> **Instructions to follow**: Give back the full data, retyped precisely.

> **Data about app and page elements**:
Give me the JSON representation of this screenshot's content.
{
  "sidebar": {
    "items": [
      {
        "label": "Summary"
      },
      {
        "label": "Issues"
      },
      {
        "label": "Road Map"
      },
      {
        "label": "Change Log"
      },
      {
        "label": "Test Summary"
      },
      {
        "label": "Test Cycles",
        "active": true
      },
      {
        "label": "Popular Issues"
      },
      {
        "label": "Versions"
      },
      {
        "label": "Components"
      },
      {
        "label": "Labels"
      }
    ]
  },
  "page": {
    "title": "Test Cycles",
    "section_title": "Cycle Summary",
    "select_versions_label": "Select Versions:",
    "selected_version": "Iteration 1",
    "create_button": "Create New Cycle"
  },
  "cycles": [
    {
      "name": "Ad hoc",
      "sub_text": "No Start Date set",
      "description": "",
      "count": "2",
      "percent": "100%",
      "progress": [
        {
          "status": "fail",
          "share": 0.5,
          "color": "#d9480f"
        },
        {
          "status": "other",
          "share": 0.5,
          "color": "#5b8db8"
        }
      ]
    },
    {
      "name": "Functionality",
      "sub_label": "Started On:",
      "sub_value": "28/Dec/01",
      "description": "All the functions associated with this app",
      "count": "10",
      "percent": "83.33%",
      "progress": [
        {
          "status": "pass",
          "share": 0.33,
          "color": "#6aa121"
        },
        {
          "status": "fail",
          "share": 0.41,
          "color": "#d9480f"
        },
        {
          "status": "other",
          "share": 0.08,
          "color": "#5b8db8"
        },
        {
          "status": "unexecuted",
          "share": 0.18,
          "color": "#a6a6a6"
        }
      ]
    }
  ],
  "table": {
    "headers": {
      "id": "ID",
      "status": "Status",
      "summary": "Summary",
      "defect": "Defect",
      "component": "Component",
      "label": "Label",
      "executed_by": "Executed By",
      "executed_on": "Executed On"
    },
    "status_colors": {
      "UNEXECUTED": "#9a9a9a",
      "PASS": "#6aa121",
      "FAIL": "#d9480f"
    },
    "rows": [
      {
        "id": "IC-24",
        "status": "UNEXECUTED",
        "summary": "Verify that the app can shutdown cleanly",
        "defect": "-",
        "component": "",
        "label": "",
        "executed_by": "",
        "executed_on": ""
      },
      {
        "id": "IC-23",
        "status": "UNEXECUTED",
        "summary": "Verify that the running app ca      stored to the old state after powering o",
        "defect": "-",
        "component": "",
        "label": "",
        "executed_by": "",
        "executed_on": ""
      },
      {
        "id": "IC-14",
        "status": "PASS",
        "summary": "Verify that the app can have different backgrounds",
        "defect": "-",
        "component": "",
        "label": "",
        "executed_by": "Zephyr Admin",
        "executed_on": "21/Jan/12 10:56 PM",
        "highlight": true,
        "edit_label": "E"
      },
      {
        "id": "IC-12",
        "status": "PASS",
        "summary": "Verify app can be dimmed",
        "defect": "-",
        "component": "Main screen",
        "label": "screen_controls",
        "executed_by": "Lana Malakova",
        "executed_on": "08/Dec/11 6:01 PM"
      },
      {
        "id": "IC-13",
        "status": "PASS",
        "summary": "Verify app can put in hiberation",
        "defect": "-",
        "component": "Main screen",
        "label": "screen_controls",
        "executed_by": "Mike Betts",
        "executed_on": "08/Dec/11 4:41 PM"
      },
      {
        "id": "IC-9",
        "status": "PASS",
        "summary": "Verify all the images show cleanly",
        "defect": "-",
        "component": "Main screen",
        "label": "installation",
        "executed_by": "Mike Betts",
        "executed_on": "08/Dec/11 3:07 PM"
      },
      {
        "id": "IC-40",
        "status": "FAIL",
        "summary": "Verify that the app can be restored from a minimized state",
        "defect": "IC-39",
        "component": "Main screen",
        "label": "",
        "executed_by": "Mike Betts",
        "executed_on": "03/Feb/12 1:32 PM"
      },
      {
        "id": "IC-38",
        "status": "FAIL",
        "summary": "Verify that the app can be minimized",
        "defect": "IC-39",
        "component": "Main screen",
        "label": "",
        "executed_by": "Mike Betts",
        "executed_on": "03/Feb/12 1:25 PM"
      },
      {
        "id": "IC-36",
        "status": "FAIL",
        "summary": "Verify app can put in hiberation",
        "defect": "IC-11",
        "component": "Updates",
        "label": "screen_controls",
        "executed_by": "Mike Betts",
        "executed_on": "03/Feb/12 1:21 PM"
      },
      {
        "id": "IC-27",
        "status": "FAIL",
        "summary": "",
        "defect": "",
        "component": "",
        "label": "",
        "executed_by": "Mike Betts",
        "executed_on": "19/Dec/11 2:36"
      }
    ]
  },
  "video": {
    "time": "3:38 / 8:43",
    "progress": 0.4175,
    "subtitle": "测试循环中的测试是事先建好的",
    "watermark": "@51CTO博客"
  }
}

> **Result of this task**:
Give me the JSON representation of this screenshot's content.
{
  "sidebar": {
    "items": [
      {
        "label": "Summary"
      },
      {
        "label": "Issues"
      },
      {
        "label": "Road Map"
      },
      {
        "label": "Change Log"
      },
      {
        "label": "Test Summary"
      },
      {
        "label": "Test Cycles",
        "active": true
      },
      {
        "label": "Popular Issues"
      },
      {
        "label": "Versions"
      },
      {
        "label": "Components"
      },
      {
        "label": "Labels"
      }
    ]
  },
  "page": {
    "title": "Test Cycles",
    "section_title": "Cycle Summary",
    "select_versions_label": "Select Versions:",
    "selected_version": "Iteration 1",
    "create_button": "Create New Cycle"
  },
  "cycles": [
    {
      "name": "Ad hoc",
      "sub_text": "No Start Date set",
      "description": "",
      "count": "2",
      "percent": "100%",
      "progress": [
        {
          "status": "fail",
          "share": 0.5,
          "color": "#d9480f"
        },
        {
          "status": "other",
          "share": 0.5,
          "color": "#5b8db8"
        }
      ]
    },
    {
      "name": "Functionality",
      "sub_label": "Started On:",
      "sub_value": "28/Dec/01",
      "description": "All the functions associated with this app",
      "count": "10",
      "percent": "83.33%",
      "progress": [
        {
          "status": "pass",
          "share": 0.33,
          "color": "#6aa121"
        },
        {
          "status": "fail",
          "share": 0.41,
          "color": "#d9480f"
        },
        {
          "status": "other",
          "share": 0.08,
          "color": "#5b8db8"
        },
        {
          "status": "unexecuted",
          "share": 0.18,
          "color": "#a6a6a6"
        }
      ]
    }
  ],
  "table": {
    "headers": {
      "id": "ID",
      "status": "Status",
      "summary": "Summary",
      "defect": "Defect",
      "component": "Component",
      "label": "Label",
      "executed_by": "Executed By",
      "executed_on": "Executed On"
    },
    "status_colors": {
      "UNEXECUTED": "#9a9a9a",
      "PASS": "#6aa121",
      "FAIL": "#d9480f"
    },
    "rows": [
      {
        "id": "IC-24",
        "status": "UNEXECUTED",
        "summary": "Verify that the app can shutdown cleanly",
        "defect": "-",
        "component": "",
        "label": "",
        "executed_by": "",
        "executed_on": ""
      },
      {
        "id": "IC-23",
        "status": "UNEXECUTED",
        "summary": "Verify that the running app ca      stored to the old state after powering o",
        "defect": "-",
        "component": "",
        "label": "",
        "executed_by": "",
        "executed_on": ""
      },
      {
        "id": "IC-14",
        "status": "PASS",
        "summary": "Verify that the app can have different backgrounds",
        "defect": "-",
        "component": "",
        "label": "",
        "executed_by": "Zephyr Admin",
        "executed_on": "21/Jan/12 10:56 PM",
        "highlight": true,
        "edit_label": "E"
      },
      {
        "id": "IC-12",
        "status": "PASS",
        "summary": "Verify app can be dimmed",
        "defect": "-",
        "component": "Main screen",
        "label": "screen_controls",
        "executed_by": "Lana Malakova",
        "executed_on": "08/Dec/11 6:01 PM"
      },
      {
        "id": "IC-13",
        "status": "PASS",
        "summary": "Verify app can put in hiberation",
        "defect": "-",
        "component": "Main screen",
        "label": "screen_controls",
        "executed_by": "Mike Betts",
        "executed_on": "08/Dec/11 4:41 PM"
      },
      {
        "id": "IC-9",
        "status": "PASS",
        "summary": "Verify all the images show cleanly",
        "defect": "-",
        "component": "Main screen",
        "label": "installation",
        "executed_by": "Mike Betts",
        "executed_on": "08/Dec/11 3:07 PM"
      },
      {
        "id": "IC-40",
        "status": "FAIL",
        "summary": "Verify that the app can be restored from a minimized state",
        "defect": "IC-39",
        "component": "Main screen",
        "label": "",
        "executed_by": "Mike Betts",
        "executed_on": "03/Feb/12 1:32 PM"
      },
      {
        "id": "IC-38",
        "status": "FAIL",
        "summary": "Verify that the app can be minimized",
        "defect": "IC-39",
        "component": "Main screen",
        "label": "",
        "executed_by": "Mike Betts",
        "executed_on": "03/Feb/12 1:25 PM"
      },
      {
        "id": "IC-36",
        "status": "FAIL",
        "summary": "Verify app can put in hiberation",
        "defect": "IC-11",
        "component": "Updates",
        "label": "screen_controls",
        "executed_by": "Mike Betts",
        "executed_on": "03/Feb/12 1:21 PM"
      },
      {
        "id": "IC-27",
        "status": "FAIL",
        "summary": "",
        "defect": "",
        "component": "",
        "label": "",
        "executed_by": "Mike Betts",
        "executed_on": "19/Dec/11 2:36"
      }
    ]
  },
  "video": {
    "time": "3:38 / 8:43",
    "progress": 0.4175,
    "subtitle": "测试循环中的测试是事先建好的",
    "watermark": "@51CTO博客"
  }
}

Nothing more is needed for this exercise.